Afeni Shakur, mother of Tupac Shakur, died at the age of 69.
Most of the world was introduced to Afeni Shakur by way of her superstar, super Gemini, super handsome son, Tupac Shakur aka 2pac. In the 20 years since his tragic passing, we've grown to understand that the revolutionary (and contradictory) artist was shaped largely by his mother. Afeni was an activist, poet, actress, political prisoner, and member of the Black Panther Party—and late in life she dedicated herself to keeping the name, legacy, and truth of her son's contribution to the world alive. She suffered a possible cardiac arrest last night. Here are five reasons why Afeni Shakur will always be appreciated.
1. Afeni Shakur was a revolutionary.
Afeni Shakur (not to be confused with Assata Shakur, who was her sister-in-law), joined the Black Panther Party in the 1960s. Speaking to Davey D, she explained the following: "When I joined, I wasn't a student. I did not come off the college campuses like a lot of known Panthers did. I came from the streets of the South Bronx. I had been a member of the Disciples Deads, which would have been the women Disciples in the Bronx," she said. "What the Panther Party did for me, I used to always say it gave me home training. The Party taught me things that were principles to living, and those principles are the principles I think most Panthers have tried to pass on to their children and to anybody else that would listen to them..." she continued. "And those are the things I think the people recognize in Tupac."
2. Afeni Shakur was a writer.
Not only was Afeni a poet and journalist, but her work inspired her son and even the FBI. An active member of the Black Panther Party, she began writing articles for their newsletter The Panther Post.

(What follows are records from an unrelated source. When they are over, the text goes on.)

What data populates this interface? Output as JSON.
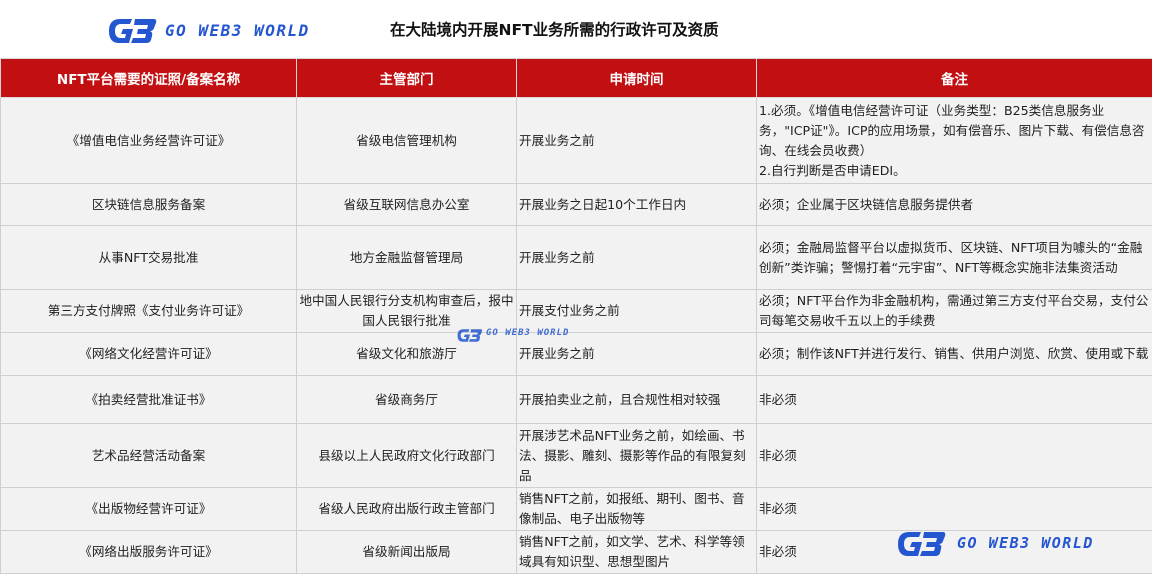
{
  "brand": {
    "logo_text": "GO WEB3 WORLD",
    "logo_icon": "go-web3-logo-icon",
    "accent_color": "#2456d0",
    "header_color": "#c20f12"
  },
  "page": {
    "title": "在大陆境内开展NFT业务所需的行政许可及资质"
  },
  "table": {
    "headers": [
      "NFT平台需要的证照/备案名称",
      "主管部门",
      "申请时间",
      "备注"
    ],
    "rows": [
      {
        "name": "《增值电信业务经营许可证》",
        "department": "省级电信管理机构",
        "time": "开展业务之前",
        "note": "1.必须。《增值电信经营许可证（业务类型：B25类信息服务业务，\"ICP证\"》。ICP的应用场景，如有偿音乐、图片下载、有偿信息咨询、在线会员收费）\n2.自行判断是否申请EDI。"
      },
      {
        "name": "区块链信息服务备案",
        "department": "省级互联网信息办公室",
        "time": "开展业务之日起10个工作日内",
        "note": "必须；企业属于区块链信息服务提供者"
      },
      {
        "name": "从事NFT交易批准",
        "department": "地方金融监督管理局",
        "time": "开展业务之前",
        "note": "必须；金融局监督平台以虚拟货币、区块链、NFT项目为噱头的“金融创新”类诈骗；警惕打着“元宇宙”、NFT等概念实施非法集资活动"
      },
      {
        "name": "第三方支付牌照《支付业务许可证》",
        "department": "地中国人民银行分支机构审查后，报中国人民银行批准",
        "time": "开展支付业务之前",
        "note": "必须；NFT平台作为非金融机构，需通过第三方支付平台交易，支付公司每笔交易收千五以上的手续费"
      },
      {
        "name": "《网络文化经营许可证》",
        "department": "省级文化和旅游厅",
        "time": "开展业务之前",
        "note": "必须；制作该NFT并进行发行、销售、供用户浏览、欣赏、使用或下载"
      },
      {
        "name": "《拍卖经营批准证书》",
        "department": "省级商务厅",
        "time": "开展拍卖业之前，且合规性相对较强",
        "note": "非必须"
      },
      {
        "name": "艺术品经营活动备案",
        "department": "县级以上人民政府文化行政部门",
        "time": "开展涉艺术品NFT业务之前，如绘画、书法、摄影、雕刻、摄影等作品的有限复刻品",
        "note": "非必须"
      },
      {
        "name": "《出版物经营许可证》",
        "department": "省级人民政府出版行政主管部门",
        "time": "销售NFT之前，如报纸、期刊、图书、音像制品、电子出版物等",
        "note": "非必须"
      },
      {
        "name": "《网络出版服务许可证》",
        "department": "省级新闻出版局",
        "time": "销售NFT之前，如文学、艺术、科学等领域具有知识型、思想型图片",
        "note": "非必须"
      }
    ]
  }
}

The purpose of most of her writing by the late 1960s was to thwart federal investigators from knowing about what was truly going on within the party, which was said to have been enormously successful. She intentionally wrote pieces to make outsiders believe the BPP was thinning out and fading away. Her poems were also included in a few of the newsletters, such as the one below via Tumblr:
3. Afeni Shakur was a badass.
In 1969, one year after moving in with Mutulu Shakur and officially changing her name from Alice Faye Williams, Afeni Shakur was arrested with 21 Panthers. They were all charged with several counts of conspiracy to bomb public places in New York City. After being released on bail in 1970, she became pregnant with Tupac and was sent back to jail during the pregnancy and throughout the trial. The trial began in 1971, and Afeni famously defended herself. The case lasted for five months, Afeni largely celebrated as the reason for the win, as detailed by former lawyer Murray Kempton in his book The Briar Patch. Afeni had been a free woman for a month by the time she welcomed her son Tupac Amaru Shakur into the world on June 16, 1971.
4. Afeni Shakur was charitable.
After the untimely death of her son, Shakur made use of her son's publishing and unreleased material to create a multi-million dollar empire, which was the main source of revenue for her charity. The Tupac Amaru Foundation for the Arts was created, funded, and supported by contributions from Tupac's music estate. Similar to her Black Panther Party roots, the center acts as a day camp for children, has a safe place for meditation, provides scholarships and grants for students, and more.
5. Afeni Shakur was Tupac's Mama.
What more needs to be said? Just watch and reminisce.
Appreciated, indeed. Rest in peace, Afeni.